The majority of employees don't feel safe returning to work

The majority of employees don't feel safe returning to work
Women feel more anxious and stressed than men about the prospect of offices reopening.Miguel Pereira/Getty Images
  • While there's a big push to reopen the economy from lawmakers, workers themselves don't feel safe returning to business as usual.
  • The majority of workers don't want to return to their workplaces, citing safety concerns over the coronavirus as their top reason, a recent LinkedIn survey of 1,000 US adults shows.
  • About 57% of professionals don't feel safe returning to work yet, LinkedIn found, and 63% of professionals would choose to continue working from home if given the choice to return.
  • Parents are more worried about their offices reopening before the end of the year than adults without kids, per the survey.
  • This is likely due to concerns about finding adequate childcare, previous research shows.
  • A LinkedIn survey shows 30% of working professionals with school-aged children at home right now feel they do not have the necessary childcare available to return to work. And 60% of workers say their employers have not made accommodations to their work schedules to help with parenting duties.
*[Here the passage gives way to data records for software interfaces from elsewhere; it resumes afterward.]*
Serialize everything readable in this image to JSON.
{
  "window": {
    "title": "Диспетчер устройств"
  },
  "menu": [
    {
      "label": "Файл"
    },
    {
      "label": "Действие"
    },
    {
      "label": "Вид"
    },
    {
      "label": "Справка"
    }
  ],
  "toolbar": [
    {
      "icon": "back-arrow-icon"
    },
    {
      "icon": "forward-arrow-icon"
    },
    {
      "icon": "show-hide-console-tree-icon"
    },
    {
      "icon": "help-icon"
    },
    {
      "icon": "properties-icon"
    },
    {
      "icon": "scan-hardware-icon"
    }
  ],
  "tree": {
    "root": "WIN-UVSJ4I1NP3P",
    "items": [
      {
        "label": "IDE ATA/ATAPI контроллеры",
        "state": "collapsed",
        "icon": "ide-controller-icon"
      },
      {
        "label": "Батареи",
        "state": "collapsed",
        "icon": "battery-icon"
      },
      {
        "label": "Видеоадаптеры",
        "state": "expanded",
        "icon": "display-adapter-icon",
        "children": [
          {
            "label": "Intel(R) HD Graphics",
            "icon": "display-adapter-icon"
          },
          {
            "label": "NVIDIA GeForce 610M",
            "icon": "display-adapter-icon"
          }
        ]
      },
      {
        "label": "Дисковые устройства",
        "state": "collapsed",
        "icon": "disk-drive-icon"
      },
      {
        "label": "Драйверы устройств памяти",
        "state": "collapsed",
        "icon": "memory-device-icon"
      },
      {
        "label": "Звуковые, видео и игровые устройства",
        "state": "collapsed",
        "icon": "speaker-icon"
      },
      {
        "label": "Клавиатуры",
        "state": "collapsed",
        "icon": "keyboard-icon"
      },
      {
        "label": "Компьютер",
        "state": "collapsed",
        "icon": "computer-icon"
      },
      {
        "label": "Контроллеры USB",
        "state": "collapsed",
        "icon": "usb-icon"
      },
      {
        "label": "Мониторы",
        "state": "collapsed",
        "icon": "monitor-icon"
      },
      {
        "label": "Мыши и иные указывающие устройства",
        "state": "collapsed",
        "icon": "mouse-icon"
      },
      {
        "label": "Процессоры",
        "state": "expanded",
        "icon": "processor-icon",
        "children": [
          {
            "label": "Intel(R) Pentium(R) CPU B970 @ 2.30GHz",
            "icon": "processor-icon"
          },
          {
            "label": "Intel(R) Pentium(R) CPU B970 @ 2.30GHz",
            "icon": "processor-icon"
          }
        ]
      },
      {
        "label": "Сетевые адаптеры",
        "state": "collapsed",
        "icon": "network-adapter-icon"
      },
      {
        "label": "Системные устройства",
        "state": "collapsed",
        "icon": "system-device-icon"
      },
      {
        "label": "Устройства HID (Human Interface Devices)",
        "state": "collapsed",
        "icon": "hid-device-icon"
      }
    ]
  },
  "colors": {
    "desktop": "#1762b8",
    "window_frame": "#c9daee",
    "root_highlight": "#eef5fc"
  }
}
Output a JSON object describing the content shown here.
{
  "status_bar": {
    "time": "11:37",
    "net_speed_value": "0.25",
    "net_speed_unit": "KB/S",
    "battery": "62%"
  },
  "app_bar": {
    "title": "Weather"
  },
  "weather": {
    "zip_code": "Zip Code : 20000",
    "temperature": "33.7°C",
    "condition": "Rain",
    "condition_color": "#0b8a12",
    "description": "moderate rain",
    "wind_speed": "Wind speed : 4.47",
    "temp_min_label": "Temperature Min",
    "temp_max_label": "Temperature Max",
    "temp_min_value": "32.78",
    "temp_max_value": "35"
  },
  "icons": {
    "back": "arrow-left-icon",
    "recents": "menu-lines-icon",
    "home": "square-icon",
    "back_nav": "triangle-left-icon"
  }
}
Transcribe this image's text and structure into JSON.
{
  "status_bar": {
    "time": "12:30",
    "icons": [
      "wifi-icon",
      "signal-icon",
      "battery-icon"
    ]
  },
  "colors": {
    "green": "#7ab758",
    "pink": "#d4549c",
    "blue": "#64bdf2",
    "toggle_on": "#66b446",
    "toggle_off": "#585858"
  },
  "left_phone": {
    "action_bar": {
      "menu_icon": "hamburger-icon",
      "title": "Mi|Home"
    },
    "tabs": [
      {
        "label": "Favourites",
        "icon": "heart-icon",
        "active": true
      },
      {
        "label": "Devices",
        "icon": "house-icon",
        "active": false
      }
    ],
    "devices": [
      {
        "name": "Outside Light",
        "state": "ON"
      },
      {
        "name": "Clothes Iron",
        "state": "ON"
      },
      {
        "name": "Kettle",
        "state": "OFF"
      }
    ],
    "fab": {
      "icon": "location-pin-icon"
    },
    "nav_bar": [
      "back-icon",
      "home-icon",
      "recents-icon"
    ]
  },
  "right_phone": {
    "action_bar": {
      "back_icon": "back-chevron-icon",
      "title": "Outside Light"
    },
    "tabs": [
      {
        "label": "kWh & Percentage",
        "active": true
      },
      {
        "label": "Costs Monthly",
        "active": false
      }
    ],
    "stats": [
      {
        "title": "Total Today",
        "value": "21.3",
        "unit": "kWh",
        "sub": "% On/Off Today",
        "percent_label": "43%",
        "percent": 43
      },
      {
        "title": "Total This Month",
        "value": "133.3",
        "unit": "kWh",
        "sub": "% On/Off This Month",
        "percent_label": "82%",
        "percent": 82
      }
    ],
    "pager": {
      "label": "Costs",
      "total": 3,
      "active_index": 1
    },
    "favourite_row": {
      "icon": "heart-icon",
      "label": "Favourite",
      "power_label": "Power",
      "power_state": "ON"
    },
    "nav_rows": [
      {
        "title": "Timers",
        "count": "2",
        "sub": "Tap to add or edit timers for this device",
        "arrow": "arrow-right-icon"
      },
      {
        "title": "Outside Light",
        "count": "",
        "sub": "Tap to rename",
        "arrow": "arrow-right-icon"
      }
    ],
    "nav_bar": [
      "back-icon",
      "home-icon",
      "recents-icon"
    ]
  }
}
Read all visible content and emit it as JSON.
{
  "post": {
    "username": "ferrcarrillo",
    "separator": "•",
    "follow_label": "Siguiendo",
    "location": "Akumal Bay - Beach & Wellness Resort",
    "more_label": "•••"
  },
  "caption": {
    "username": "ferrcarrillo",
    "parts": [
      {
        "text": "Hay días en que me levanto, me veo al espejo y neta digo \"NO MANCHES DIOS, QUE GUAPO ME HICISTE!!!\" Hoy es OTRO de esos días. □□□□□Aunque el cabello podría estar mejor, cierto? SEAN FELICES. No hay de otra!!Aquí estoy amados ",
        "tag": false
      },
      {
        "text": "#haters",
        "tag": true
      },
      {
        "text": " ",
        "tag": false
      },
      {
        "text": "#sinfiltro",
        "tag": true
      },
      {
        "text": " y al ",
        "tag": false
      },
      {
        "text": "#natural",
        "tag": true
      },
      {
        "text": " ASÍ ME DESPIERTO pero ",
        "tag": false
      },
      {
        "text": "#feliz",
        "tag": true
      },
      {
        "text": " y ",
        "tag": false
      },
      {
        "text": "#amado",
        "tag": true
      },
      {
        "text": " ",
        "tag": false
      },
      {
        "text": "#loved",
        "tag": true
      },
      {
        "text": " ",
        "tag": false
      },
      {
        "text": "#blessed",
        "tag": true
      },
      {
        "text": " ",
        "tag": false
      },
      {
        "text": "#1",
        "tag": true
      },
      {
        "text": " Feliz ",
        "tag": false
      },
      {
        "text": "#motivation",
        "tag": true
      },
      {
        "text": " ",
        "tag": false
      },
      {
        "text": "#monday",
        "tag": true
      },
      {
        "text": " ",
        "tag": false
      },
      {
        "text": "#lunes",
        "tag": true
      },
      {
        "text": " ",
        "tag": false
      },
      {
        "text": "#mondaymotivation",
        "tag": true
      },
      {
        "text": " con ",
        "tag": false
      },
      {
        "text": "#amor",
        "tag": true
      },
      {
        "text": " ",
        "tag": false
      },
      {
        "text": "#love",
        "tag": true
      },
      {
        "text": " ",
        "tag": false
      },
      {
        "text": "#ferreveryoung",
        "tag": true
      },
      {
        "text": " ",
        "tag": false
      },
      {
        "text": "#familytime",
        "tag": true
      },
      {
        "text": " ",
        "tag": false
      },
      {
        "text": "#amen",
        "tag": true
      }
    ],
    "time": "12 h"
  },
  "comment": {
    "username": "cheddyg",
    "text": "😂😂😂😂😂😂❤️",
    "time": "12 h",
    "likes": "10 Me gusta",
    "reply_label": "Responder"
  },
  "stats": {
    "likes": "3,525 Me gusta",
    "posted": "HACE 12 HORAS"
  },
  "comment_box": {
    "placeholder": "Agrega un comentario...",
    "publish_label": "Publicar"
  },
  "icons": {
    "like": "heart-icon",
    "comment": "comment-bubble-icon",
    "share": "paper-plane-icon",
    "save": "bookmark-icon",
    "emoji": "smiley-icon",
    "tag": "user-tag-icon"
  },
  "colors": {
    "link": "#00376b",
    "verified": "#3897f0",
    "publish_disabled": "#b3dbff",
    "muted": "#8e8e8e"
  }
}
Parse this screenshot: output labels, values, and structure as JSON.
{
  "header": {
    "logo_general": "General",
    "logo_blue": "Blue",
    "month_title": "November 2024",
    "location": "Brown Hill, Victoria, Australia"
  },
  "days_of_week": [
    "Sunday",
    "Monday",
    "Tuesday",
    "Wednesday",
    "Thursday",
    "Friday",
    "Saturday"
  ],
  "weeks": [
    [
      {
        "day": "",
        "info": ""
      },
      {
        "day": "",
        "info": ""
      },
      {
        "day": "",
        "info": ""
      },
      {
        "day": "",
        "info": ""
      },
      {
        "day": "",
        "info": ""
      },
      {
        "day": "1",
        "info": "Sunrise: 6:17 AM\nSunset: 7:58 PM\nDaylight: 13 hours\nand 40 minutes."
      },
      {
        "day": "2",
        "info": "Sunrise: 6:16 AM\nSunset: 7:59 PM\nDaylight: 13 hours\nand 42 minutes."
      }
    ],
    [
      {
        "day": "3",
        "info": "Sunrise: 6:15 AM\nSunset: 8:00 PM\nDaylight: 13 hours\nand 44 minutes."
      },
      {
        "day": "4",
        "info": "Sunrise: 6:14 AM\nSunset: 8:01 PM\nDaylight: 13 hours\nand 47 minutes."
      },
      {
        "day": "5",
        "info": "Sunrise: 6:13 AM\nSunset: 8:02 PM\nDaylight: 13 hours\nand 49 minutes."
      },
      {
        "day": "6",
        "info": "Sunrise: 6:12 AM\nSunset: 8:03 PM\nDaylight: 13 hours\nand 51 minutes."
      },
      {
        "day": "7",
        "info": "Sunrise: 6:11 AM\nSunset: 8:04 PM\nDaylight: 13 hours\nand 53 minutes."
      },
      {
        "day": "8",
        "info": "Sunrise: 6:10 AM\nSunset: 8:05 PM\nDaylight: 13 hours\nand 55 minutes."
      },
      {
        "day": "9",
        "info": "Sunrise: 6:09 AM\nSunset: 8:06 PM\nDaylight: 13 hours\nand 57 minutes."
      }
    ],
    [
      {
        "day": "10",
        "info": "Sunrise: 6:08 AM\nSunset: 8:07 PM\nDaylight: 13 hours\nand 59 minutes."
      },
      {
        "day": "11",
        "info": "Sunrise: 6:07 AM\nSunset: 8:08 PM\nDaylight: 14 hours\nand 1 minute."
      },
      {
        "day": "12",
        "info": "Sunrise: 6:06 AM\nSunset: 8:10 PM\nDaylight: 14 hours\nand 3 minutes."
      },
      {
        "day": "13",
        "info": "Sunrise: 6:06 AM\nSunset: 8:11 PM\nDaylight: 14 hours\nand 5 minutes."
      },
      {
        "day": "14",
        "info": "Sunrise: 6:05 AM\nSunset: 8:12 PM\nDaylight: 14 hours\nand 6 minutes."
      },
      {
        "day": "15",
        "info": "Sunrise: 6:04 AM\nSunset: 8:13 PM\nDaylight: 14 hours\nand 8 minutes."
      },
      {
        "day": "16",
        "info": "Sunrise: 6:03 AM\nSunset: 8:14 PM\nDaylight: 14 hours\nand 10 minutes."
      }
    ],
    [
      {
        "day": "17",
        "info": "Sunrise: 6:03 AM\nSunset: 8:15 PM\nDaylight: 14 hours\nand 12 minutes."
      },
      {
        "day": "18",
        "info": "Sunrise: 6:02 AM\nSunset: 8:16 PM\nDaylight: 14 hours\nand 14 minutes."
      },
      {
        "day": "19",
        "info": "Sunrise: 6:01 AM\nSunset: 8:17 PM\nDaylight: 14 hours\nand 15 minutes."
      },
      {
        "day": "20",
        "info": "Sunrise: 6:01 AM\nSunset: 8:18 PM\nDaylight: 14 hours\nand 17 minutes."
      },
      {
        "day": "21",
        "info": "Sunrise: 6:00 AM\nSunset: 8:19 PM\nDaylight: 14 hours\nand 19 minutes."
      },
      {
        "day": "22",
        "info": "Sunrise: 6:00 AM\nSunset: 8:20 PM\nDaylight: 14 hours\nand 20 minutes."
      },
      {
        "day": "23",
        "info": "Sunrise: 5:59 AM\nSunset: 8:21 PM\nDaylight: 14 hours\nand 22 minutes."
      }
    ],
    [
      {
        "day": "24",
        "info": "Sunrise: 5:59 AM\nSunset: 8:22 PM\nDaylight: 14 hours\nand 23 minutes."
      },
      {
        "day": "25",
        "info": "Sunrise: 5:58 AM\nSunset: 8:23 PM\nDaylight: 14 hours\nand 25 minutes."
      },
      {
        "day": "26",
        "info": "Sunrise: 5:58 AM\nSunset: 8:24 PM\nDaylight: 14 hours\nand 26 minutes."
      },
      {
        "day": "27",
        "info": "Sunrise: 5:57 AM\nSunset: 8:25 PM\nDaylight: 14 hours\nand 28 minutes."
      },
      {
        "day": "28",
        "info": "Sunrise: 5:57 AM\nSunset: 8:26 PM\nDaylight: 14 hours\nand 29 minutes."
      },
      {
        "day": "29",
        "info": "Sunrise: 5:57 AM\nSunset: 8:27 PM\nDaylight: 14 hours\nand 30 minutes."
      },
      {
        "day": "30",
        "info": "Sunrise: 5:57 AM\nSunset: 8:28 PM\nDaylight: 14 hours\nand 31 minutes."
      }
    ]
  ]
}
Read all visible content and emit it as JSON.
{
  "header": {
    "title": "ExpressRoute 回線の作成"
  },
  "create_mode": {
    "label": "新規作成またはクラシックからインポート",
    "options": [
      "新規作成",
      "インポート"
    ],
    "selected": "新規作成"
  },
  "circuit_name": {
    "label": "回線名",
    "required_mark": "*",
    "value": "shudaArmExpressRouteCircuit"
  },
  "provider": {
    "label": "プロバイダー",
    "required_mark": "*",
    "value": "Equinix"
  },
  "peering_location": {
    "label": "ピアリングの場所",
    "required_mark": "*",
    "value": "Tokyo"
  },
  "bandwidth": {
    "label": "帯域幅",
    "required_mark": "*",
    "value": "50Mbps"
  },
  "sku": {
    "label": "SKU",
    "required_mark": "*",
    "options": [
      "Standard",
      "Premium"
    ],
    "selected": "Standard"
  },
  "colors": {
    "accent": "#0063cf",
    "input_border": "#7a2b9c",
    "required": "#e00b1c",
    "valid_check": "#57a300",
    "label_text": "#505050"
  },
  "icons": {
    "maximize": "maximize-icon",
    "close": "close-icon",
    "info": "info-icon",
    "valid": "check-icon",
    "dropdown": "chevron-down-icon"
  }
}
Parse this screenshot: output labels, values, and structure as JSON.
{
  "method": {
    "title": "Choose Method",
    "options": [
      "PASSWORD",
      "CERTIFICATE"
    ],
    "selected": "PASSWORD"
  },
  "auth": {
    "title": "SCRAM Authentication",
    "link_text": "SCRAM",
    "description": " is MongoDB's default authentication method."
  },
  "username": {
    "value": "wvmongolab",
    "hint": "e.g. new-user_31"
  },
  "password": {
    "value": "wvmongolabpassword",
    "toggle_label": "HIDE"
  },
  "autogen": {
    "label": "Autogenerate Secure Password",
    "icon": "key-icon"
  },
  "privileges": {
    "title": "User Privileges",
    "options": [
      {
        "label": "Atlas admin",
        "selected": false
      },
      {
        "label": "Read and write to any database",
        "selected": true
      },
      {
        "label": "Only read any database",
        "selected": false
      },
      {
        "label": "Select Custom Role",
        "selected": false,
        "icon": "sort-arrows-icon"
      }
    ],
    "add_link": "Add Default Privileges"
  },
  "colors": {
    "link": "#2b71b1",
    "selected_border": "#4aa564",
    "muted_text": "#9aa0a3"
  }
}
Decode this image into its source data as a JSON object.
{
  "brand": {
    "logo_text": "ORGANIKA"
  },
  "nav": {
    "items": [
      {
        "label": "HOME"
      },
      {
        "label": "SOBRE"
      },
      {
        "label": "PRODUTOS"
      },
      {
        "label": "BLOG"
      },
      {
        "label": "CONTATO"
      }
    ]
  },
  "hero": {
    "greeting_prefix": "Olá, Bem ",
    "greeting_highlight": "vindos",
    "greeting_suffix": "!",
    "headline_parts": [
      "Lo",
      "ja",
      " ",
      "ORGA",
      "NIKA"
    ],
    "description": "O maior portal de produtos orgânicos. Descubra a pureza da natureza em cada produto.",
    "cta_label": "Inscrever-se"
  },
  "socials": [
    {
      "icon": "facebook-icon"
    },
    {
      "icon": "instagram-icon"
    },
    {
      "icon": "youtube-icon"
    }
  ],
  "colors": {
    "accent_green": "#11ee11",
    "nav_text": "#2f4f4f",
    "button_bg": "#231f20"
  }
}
  • Parents are also much more worried about work efficiency compared with those without kids, the survey found.
  • The struggle to find adequate childcare could have long-term impacts on women's careers.
  • Millions of women are likely to take up more unpaid labor in parenting or may even drop out of the labor force to raise their children.